• Assignment: Images embedded in the records are excluded; print everything else exactly as given.

• Exercise materials:
▬▬▬

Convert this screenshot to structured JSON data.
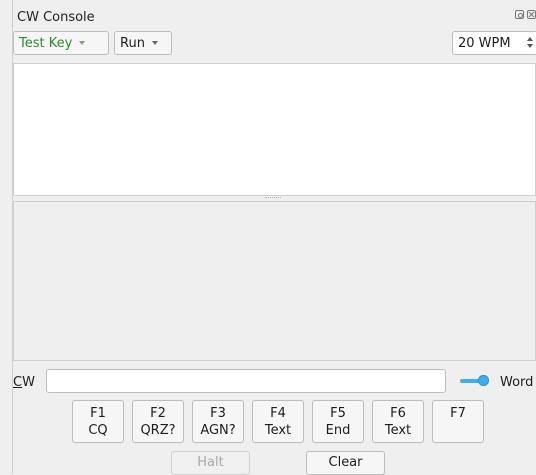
{
  "window": {
    "title": "CW Console",
    "float_icon": "float-icon",
    "close_icon": "close-icon"
  },
  "toolbar": {
    "test_key": {
      "label": "Test Key",
      "icon": "chevron-down-icon",
      "color": "#2b8a2b"
    },
    "mode": {
      "label": "Run",
      "icon": "chevron-down-icon"
    },
    "speed": {
      "value": "20 WPM",
      "icon": "spin-arrows-icon"
    }
  },
  "cw_entry": {
    "label_mnemonic": "C",
    "label_rest": "W",
    "value": "",
    "word_toggle": {
      "label": "Word",
      "on": true,
      "color": "#3daee9"
    }
  },
  "function_keys": [
    {
      "key": "F1",
      "label": "CQ"
    },
    {
      "key": "F2",
      "label": "QRZ?"
    },
    {
      "key": "F3",
      "label": "AGN?"
    },
    {
      "key": "F4",
      "label": "Text"
    },
    {
      "key": "F5",
      "label": "End"
    },
    {
      "key": "F6",
      "label": "Text"
    },
    {
      "key": "F7",
      "label": ""
    }
  ],
  "commands": {
    "halt": {
      "label": "Halt",
      "enabled": false
    },
    "clear": {
      "label": "Clear",
      "enabled": true
    }
  }
}
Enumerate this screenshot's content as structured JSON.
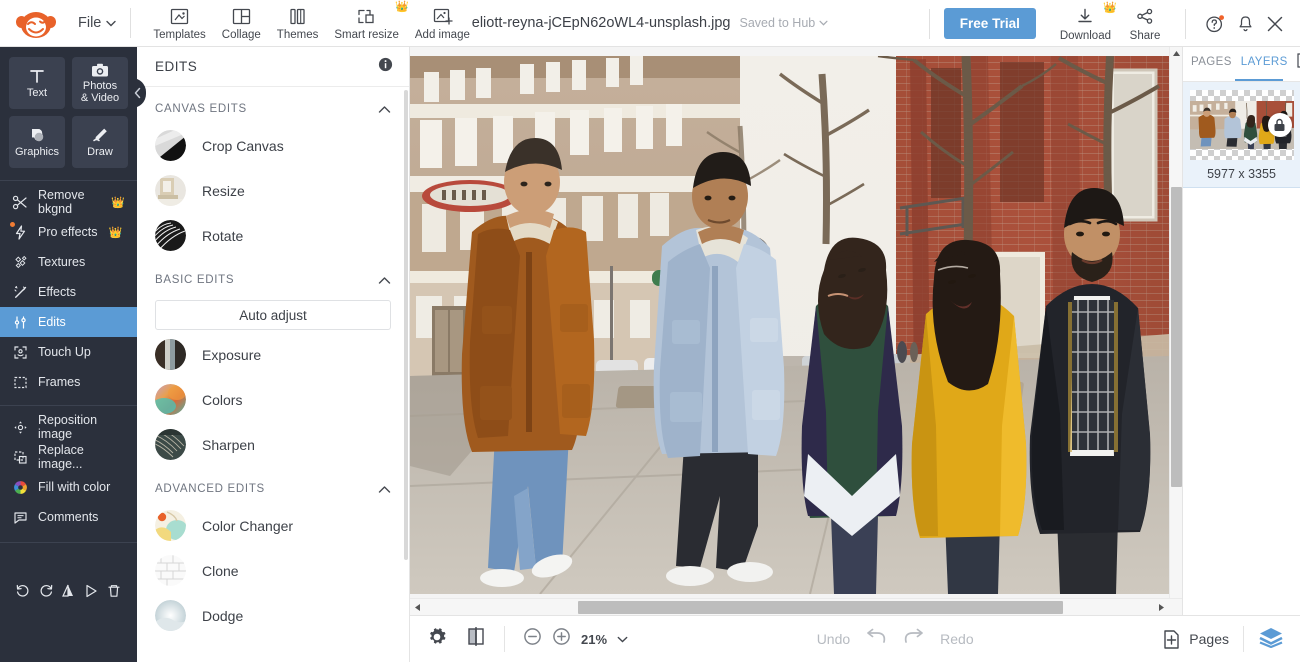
{
  "app": {
    "name": "PicMonkey",
    "logo_icon": "monkey-logo"
  },
  "topbar": {
    "file_menu": "File",
    "file_caret_icon": "chevron-down-icon",
    "tools": [
      {
        "label": "Templates",
        "icon": "templates-icon",
        "pro": false
      },
      {
        "label": "Collage",
        "icon": "collage-icon",
        "pro": false
      },
      {
        "label": "Themes",
        "icon": "themes-icon",
        "pro": false
      },
      {
        "label": "Smart resize",
        "icon": "smart-resize-icon",
        "pro": true
      },
      {
        "label": "Add image",
        "icon": "add-image-icon",
        "pro": false
      }
    ],
    "document_name": "eliott-reyna-jCEpN62oWL4-unsplash.jpg",
    "saved_status": "Saved to Hub",
    "saved_caret_icon": "chevron-down-icon",
    "free_trial": "Free Trial",
    "download": {
      "label": "Download",
      "icon": "download-icon",
      "pro": true
    },
    "share": {
      "label": "Share",
      "icon": "share-icon"
    },
    "help_icon": "help-circle-icon",
    "notifications_icon": "bell-icon",
    "close_icon": "close-icon",
    "accent_blue": "#5b9bd5",
    "crown_color": "#f5b33c"
  },
  "sidebar": {
    "tiles": [
      {
        "label": "Text",
        "icon": "text-icon"
      },
      {
        "label": "Photos\n& Video",
        "label_line1": "Photos",
        "label_line2": "& Video",
        "icon": "camera-icon"
      },
      {
        "label": "Graphics",
        "icon": "graphics-icon"
      },
      {
        "label": "Draw",
        "icon": "pencil-icon"
      }
    ],
    "items": [
      {
        "label": "Remove bkgnd",
        "icon": "scissors-icon",
        "pro": true,
        "active": false,
        "dot": false
      },
      {
        "label": "Pro effects",
        "icon": "lightning-icon",
        "pro": true,
        "active": false,
        "dot": true
      },
      {
        "label": "Textures",
        "icon": "textures-icon",
        "pro": false,
        "active": false,
        "dot": false
      },
      {
        "label": "Effects",
        "icon": "magic-wand-icon",
        "pro": false,
        "active": false,
        "dot": false
      },
      {
        "label": "Edits",
        "icon": "sliders-icon",
        "pro": false,
        "active": true,
        "dot": false
      },
      {
        "label": "Touch Up",
        "icon": "face-icon",
        "pro": false,
        "active": false,
        "dot": false
      },
      {
        "label": "Frames",
        "icon": "frame-icon",
        "pro": false,
        "active": false,
        "dot": false
      }
    ],
    "items2": [
      {
        "label": "Reposition image",
        "icon": "reposition-icon"
      },
      {
        "label": "Replace image...",
        "icon": "replace-image-icon"
      },
      {
        "label": "Fill with color",
        "icon": "color-wheel-icon"
      },
      {
        "label": "Comments",
        "icon": "comment-icon"
      }
    ],
    "bottom_tools": [
      {
        "icon": "undo-icon"
      },
      {
        "icon": "redo-icon"
      },
      {
        "icon": "flip-icon"
      },
      {
        "icon": "play-icon"
      },
      {
        "icon": "trash-icon"
      }
    ],
    "collapse_icon": "chevron-left-icon",
    "bg_color": "#2b303c"
  },
  "panel": {
    "title": "EDITS",
    "info_icon": "info-icon",
    "sections": [
      {
        "title": "CANVAS EDITS",
        "chevron_icon": "chevron-up-icon",
        "rows": [
          {
            "label": "Crop Canvas",
            "thumb": "crop-thumb"
          },
          {
            "label": "Resize",
            "thumb": "resize-thumb"
          },
          {
            "label": "Rotate",
            "thumb": "rotate-thumb"
          }
        ]
      },
      {
        "title": "BASIC EDITS",
        "chevron_icon": "chevron-up-icon",
        "auto_adjust": "Auto adjust",
        "rows": [
          {
            "label": "Exposure",
            "thumb": "exposure-thumb"
          },
          {
            "label": "Colors",
            "thumb": "colors-thumb"
          },
          {
            "label": "Sharpen",
            "thumb": "sharpen-thumb"
          }
        ]
      },
      {
        "title": "ADVANCED EDITS",
        "chevron_icon": "chevron-up-icon",
        "rows": [
          {
            "label": "Color Changer",
            "thumb": "color-changer-thumb"
          },
          {
            "label": "Clone",
            "thumb": "clone-thumb"
          },
          {
            "label": "Dodge",
            "thumb": "dodge-thumb"
          }
        ]
      }
    ]
  },
  "canvas": {
    "image_alt": "Five friends walking and laughing on a city sidewalk beside a red brick building",
    "hscroll_icon_left": "scroll-left-arrow",
    "hscroll_icon_right": "scroll-right-arrow",
    "vscroll_icon_up": "scroll-up-arrow",
    "vscroll_icon_down": "scroll-down-arrow"
  },
  "rightpanel": {
    "tabs": [
      {
        "label": "PAGES",
        "active": false
      },
      {
        "label": "LAYERS",
        "active": true
      }
    ],
    "close_icon": "close-box-icon",
    "layer": {
      "dimensions": "5977 x 3355",
      "lock_icon": "lock-icon"
    }
  },
  "bottombar": {
    "settings_icon": "gear-icon",
    "compare_icon": "compare-icon",
    "zoom_out_icon": "zoom-out-icon",
    "zoom_in_icon": "zoom-in-icon",
    "zoom_level": "21%",
    "zoom_caret_icon": "chevron-down-icon",
    "undo_label": "Undo",
    "undo_icon": "undo-arrow-icon",
    "redo_icon": "redo-arrow-icon",
    "redo_label": "Redo",
    "pages_label": "Pages",
    "pages_icon": "add-page-icon",
    "layers_icon": "layers-stack-icon"
  }
}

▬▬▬

• Your response:
Convert this screenshot to structured JSON data.
{
  "window": {
    "title": "CW Console",
    "float_icon": "float-icon",
    "close_icon": "close-icon"
  },
  "toolbar": {
    "test_key": {
      "label": "Test Key",
      "icon": "chevron-down-icon",
      "color": "#2b8a2b"
    },
    "mode": {
      "label": "Run",
      "icon": "chevron-down-icon"
    },
    "speed": {
      "value": "20 WPM",
      "icon": "spin-arrows-icon"
    }
  },
  "cw_entry": {
    "label_mnemonic": "C",
    "label_rest": "W",
    "value": "",
    "word_toggle": {
      "label": "Word",
      "on": true,
      "color": "#3daee9"
    }
  },
  "function_keys": [
    {
      "key": "F1",
      "label": "CQ"
    },
    {
      "key": "F2",
      "label": "QRZ?"
    },
    {
      "key": "F3",
      "label": "AGN?"
    },
    {
      "key": "F4",
      "label": "Text"
    },
    {
      "key": "F5",
      "label": "End"
    },
    {
      "key": "F6",
      "label": "Text"
    },
    {
      "key": "F7",
      "label": ""
    }
  ],
  "commands": {
    "halt": {
      "label": "Halt",
      "enabled": false
    },
    "clear": {
      "label": "Clear",
      "enabled": true
    }
  }
}
Enumerate this screenshot's content as structured JSON.
{
  "app": {
    "name": "PicMonkey",
    "logo_icon": "monkey-logo"
  },
  "topbar": {
    "file_menu": "File",
    "file_caret_icon": "chevron-down-icon",
    "tools": [
      {
        "label": "Templates",
        "icon": "templates-icon",
        "pro": false
      },
      {
        "label": "Collage",
        "icon": "collage-icon",
        "pro": false
      },
      {
        "label": "Themes",
        "icon": "themes-icon",
        "pro": false
      },
      {
        "label": "Smart resize",
        "icon": "smart-resize-icon",
        "pro": true
      },
      {
        "label": "Add image",
        "icon": "add-image-icon",
        "pro": false
      }
    ],
    "document_name": "eliott-reyna-jCEpN62oWL4-unsplash.jpg",
    "saved_status": "Saved to Hub",
    "saved_caret_icon": "chevron-down-icon",
    "free_trial": "Free Trial",
    "download": {
      "label": "Download",
      "icon": "download-icon",
      "pro": true
    },
    "share": {
      "label": "Share",
      "icon": "share-icon"
    },
    "help_icon": "help-circle-icon",
    "notifications_icon": "bell-icon",
    "close_icon": "close-icon",
    "accent_blue": "#5b9bd5",
    "crown_color": "#f5b33c"
  },
  "sidebar": {
    "tiles": [
      {
        "label": "Text",
        "icon": "text-icon"
      },
      {
        "label": "Photos\n& Video",
        "label_line1": "Photos",
        "label_line2": "& Video",
        "icon": "camera-icon"
      },
      {
        "label": "Graphics",
        "icon": "graphics-icon"
      },
      {
        "label": "Draw",
        "icon": "pencil-icon"
      }
    ],
    "items": [
      {
        "label": "Remove bkgnd",
        "icon": "scissors-icon",
        "pro": true,
        "active": false,
        "dot": false
      },
      {
        "label": "Pro effects",
        "icon": "lightning-icon",
        "pro": true,
        "active": false,
        "dot": true
      },
      {
        "label": "Textures",
        "icon": "textures-icon",
        "pro": false,
        "active": false,
        "dot": false
      },
      {
        "label": "Effects",
        "icon": "magic-wand-icon",
        "pro": false,
        "active": false,
        "dot": false
      },
      {
        "label": "Edits",
        "icon": "sliders-icon",
        "pro": false,
        "active": true,
        "dot": false
      },
      {
        "label": "Touch Up",
        "icon": "face-icon",
        "pro": false,
        "active": false,
        "dot": false
      },
      {
        "label": "Frames",
        "icon": "frame-icon",
        "pro": false,
        "active": false,
        "dot": false
      }
    ],
    "items2": [
      {
        "label": "Reposition image",
        "icon": "reposition-icon"
      },
      {
        "label": "Replace image...",
        "icon": "replace-image-icon"
      },
      {
        "label": "Fill with color",
        "icon": "color-wheel-icon"
      },
      {
        "label": "Comments",
        "icon": "comment-icon"
      }
    ],
    "bottom_tools": [
      {
        "icon": "undo-icon"
      },
      {
        "icon": "redo-icon"
      },
      {
        "icon": "flip-icon"
      },
      {
        "icon": "play-icon"
      },
      {
        "icon": "trash-icon"
      }
    ],
    "collapse_icon": "chevron-left-icon",
    "bg_color": "#2b303c"
  },
  "panel": {
    "title": "EDITS",
    "info_icon": "info-icon",
    "sections": [
      {
        "title": "CANVAS EDITS",
        "chevron_icon": "chevron-up-icon",
        "rows": [
          {
            "label": "Crop Canvas",
            "thumb": "crop-thumb"
          },
          {
            "label": "Resize",
            "thumb": "resize-thumb"
          },
          {
            "label": "Rotate",
            "thumb": "rotate-thumb"
          }
        ]
      },
      {
        "title": "BASIC EDITS",
        "chevron_icon": "chevron-up-icon",
        "auto_adjust": "Auto adjust",
        "rows": [
          {
            "label": "Exposure",
            "thumb": "exposure-thumb"
          },
          {
            "label": "Colors",
            "thumb": "colors-thumb"
          },
          {
            "label": "Sharpen",
            "thumb": "sharpen-thumb"
          }
        ]
      },
      {
        "title": "ADVANCED EDITS",
        "chevron_icon": "chevron-up-icon",
        "rows": [
          {
            "label": "Color Changer",
            "thumb": "color-changer-thumb"
          },
          {
            "label": "Clone",
            "thumb": "clone-thumb"
          },
          {
            "label": "Dodge",
            "thumb": "dodge-thumb"
          }
        ]
      }
    ]
  },
  "canvas": {
    "image_alt": "Five friends walking and laughing on a city sidewalk beside a red brick building",
    "hscroll_icon_left": "scroll-left-arrow",
    "hscroll_icon_right": "scroll-right-arrow",
    "vscroll_icon_up": "scroll-up-arrow",
    "vscroll_icon_down": "scroll-down-arrow"
  },
  "rightpanel": {
    "tabs": [
      {
        "label": "PAGES",
        "active": false
      },
      {
        "label": "LAYERS",
        "active": true
      }
    ],
    "close_icon": "close-box-icon",
    "layer": {
      "dimensions": "5977 x 3355",
      "lock_icon": "lock-icon"
    }
  },
  "bottombar": {
    "settings_icon": "gear-icon",
    "compare_icon": "compare-icon",
    "zoom_out_icon": "zoom-out-icon",
    "zoom_in_icon": "zoom-in-icon",
    "zoom_level": "21%",
    "zoom_caret_icon": "chevron-down-icon",
    "undo_label": "Undo",
    "undo_icon": "undo-arrow-icon",
    "redo_icon": "redo-arrow-icon",
    "redo_label": "Redo",
    "pages_label": "Pages",
    "pages_icon": "add-page-icon",
    "layers_icon": "layers-stack-icon"
  }
}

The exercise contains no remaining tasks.